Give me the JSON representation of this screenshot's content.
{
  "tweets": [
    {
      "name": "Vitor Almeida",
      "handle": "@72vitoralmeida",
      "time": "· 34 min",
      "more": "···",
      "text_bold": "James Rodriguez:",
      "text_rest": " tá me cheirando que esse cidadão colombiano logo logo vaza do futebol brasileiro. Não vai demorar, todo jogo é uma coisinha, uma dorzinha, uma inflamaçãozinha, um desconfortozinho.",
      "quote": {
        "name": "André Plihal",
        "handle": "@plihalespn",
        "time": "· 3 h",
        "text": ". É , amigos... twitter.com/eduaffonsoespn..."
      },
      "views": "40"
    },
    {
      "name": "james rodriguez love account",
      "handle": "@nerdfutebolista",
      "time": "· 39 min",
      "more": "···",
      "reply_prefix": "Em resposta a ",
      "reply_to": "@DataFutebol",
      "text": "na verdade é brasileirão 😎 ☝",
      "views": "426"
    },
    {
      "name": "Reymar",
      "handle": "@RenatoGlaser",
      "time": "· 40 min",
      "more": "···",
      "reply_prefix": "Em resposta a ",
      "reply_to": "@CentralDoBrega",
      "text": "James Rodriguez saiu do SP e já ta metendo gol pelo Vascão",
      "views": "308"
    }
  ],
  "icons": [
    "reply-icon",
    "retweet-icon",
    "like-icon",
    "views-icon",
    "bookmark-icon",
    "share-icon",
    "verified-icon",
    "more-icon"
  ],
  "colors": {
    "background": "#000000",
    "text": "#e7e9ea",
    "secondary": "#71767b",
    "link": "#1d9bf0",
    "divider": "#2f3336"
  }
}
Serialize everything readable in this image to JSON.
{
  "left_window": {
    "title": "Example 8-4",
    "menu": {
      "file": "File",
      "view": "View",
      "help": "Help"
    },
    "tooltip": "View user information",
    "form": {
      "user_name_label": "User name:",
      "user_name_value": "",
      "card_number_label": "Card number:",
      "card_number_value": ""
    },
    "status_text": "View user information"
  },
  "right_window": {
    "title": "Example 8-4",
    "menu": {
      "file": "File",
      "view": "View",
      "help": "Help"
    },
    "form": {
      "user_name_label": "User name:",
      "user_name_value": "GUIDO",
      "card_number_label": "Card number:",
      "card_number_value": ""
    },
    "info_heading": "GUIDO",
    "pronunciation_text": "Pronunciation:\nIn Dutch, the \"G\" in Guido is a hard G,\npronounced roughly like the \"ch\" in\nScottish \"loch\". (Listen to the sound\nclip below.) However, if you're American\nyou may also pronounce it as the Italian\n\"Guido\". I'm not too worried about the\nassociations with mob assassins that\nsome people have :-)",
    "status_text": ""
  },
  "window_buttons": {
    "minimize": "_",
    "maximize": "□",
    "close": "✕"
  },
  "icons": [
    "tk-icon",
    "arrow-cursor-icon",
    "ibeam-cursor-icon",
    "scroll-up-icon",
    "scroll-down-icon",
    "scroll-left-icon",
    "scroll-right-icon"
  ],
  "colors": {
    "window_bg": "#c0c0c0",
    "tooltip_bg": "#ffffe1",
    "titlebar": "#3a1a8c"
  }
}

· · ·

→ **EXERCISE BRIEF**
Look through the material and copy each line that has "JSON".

→ **PROBLEM SOLUTION**
Give me the JSON representation of this screenshot's content.
Serialize everything readable in this image to JSON.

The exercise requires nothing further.